[Stored items]
——————————
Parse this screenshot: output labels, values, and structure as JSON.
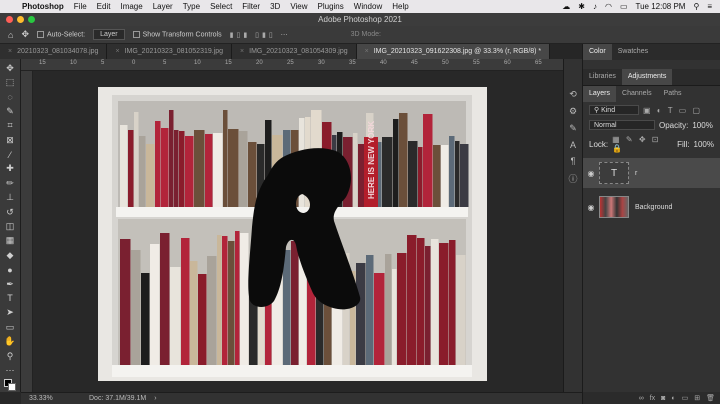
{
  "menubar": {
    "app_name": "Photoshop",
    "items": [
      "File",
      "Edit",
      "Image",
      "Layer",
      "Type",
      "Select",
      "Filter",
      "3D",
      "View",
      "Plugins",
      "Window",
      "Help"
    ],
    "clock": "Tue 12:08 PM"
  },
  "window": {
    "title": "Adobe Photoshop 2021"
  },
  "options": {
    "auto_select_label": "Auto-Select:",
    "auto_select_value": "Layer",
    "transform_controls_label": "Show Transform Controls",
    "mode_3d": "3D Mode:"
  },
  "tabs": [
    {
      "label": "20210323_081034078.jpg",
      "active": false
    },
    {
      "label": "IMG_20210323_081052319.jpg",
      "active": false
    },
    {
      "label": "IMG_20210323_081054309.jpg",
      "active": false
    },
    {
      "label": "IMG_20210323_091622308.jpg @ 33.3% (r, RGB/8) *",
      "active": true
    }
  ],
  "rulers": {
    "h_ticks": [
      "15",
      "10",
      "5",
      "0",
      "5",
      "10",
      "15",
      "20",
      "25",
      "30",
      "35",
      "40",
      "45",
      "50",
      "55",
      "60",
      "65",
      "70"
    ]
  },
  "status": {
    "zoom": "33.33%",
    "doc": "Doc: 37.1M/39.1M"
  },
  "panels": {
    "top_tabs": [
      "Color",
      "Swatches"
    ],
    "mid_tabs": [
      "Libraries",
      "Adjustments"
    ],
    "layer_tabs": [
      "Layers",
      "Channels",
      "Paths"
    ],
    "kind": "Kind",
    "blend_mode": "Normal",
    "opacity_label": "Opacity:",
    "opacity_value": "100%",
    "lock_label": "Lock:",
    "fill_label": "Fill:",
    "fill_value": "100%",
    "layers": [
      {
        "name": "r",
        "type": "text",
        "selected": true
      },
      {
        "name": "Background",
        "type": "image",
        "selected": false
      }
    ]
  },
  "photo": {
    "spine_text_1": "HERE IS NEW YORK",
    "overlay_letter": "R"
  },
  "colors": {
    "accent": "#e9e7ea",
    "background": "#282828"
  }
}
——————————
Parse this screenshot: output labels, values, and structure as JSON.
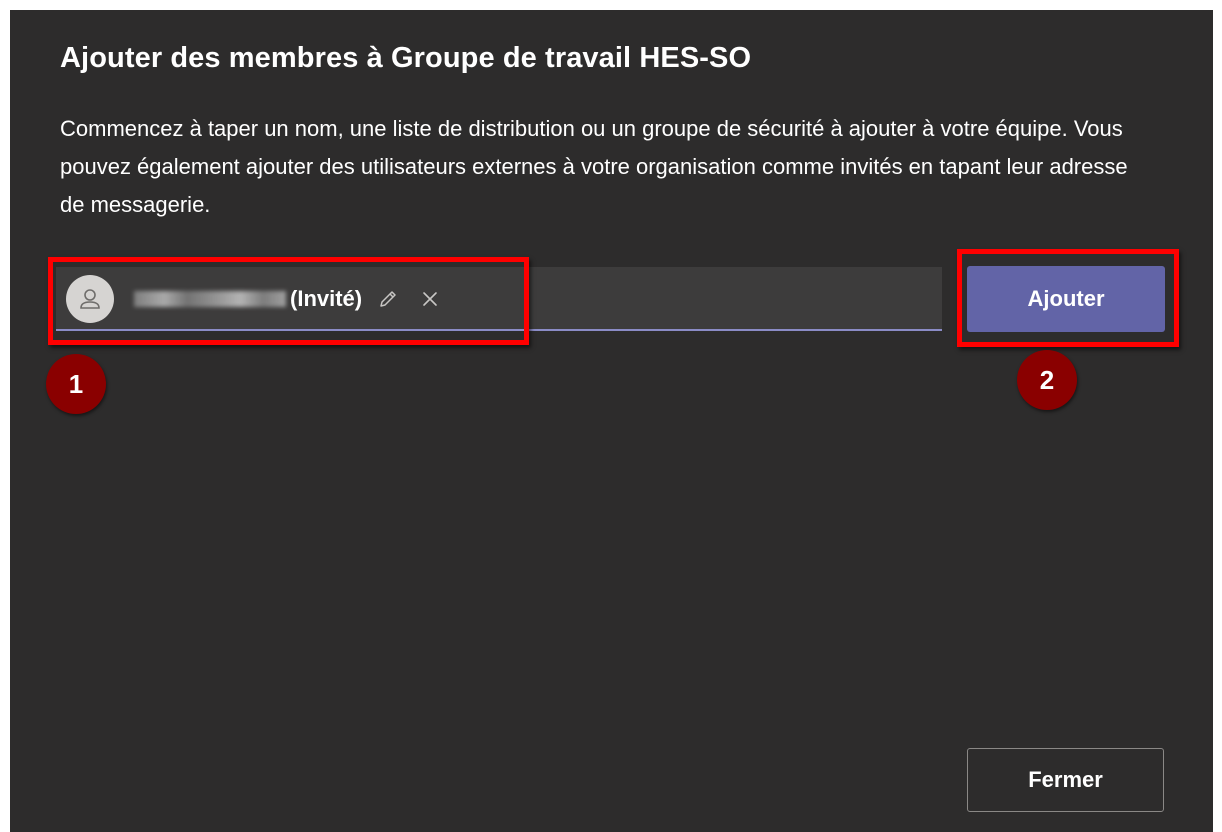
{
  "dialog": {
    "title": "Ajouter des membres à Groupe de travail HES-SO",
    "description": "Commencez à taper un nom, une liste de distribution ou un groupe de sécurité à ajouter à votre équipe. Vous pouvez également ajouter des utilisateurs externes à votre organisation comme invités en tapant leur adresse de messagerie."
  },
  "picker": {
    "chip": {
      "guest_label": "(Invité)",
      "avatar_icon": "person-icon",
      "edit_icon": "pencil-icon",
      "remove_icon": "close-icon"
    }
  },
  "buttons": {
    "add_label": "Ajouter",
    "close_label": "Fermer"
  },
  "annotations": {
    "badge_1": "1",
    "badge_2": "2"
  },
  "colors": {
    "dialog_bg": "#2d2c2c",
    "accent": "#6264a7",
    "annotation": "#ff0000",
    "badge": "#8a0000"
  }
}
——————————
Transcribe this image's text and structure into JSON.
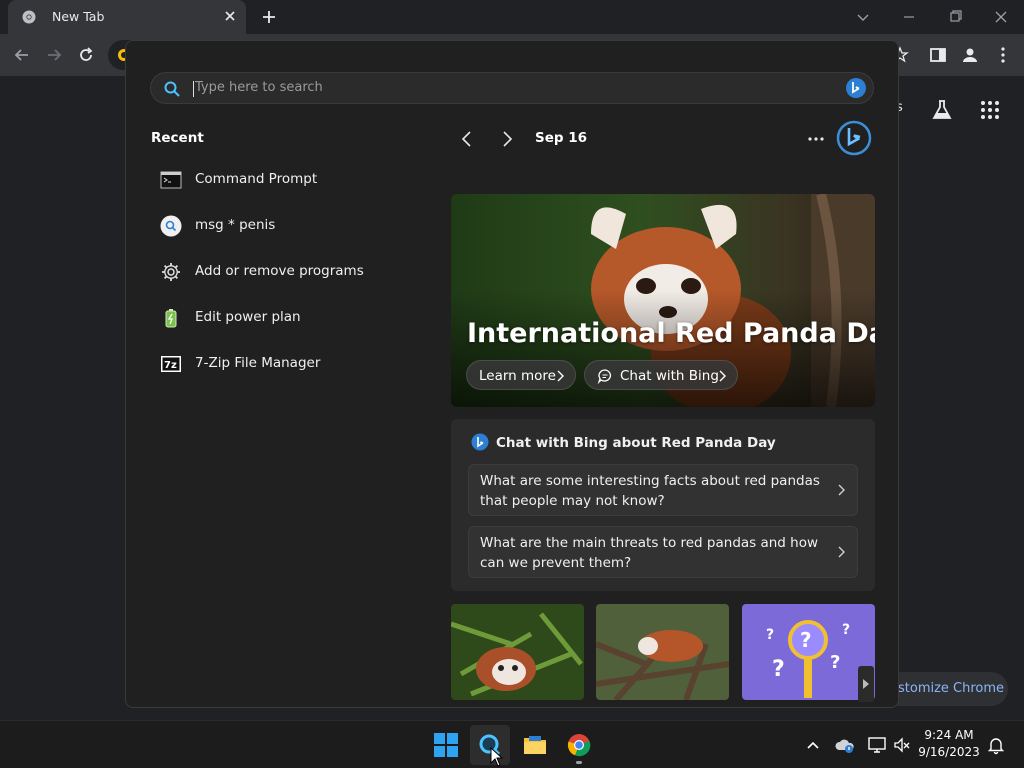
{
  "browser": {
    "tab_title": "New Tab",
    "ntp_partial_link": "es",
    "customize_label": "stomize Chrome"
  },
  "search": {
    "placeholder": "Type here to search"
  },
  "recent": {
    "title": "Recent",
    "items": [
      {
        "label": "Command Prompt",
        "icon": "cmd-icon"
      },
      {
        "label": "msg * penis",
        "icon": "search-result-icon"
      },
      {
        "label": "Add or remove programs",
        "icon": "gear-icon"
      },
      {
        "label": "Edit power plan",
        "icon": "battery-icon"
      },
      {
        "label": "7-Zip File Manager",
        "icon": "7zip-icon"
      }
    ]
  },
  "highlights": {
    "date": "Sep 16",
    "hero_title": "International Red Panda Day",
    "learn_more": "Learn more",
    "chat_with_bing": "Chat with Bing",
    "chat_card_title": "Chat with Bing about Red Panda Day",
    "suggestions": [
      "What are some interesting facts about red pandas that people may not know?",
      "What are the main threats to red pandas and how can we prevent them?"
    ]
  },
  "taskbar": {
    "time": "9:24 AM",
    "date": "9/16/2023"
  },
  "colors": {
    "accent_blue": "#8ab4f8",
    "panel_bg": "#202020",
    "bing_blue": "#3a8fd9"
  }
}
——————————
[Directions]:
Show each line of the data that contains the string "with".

[Exercise response]:
    "chat_with_bing": "Chat with Bing",
    "chat_card_title": "Chat with Bing about Red Panda Day",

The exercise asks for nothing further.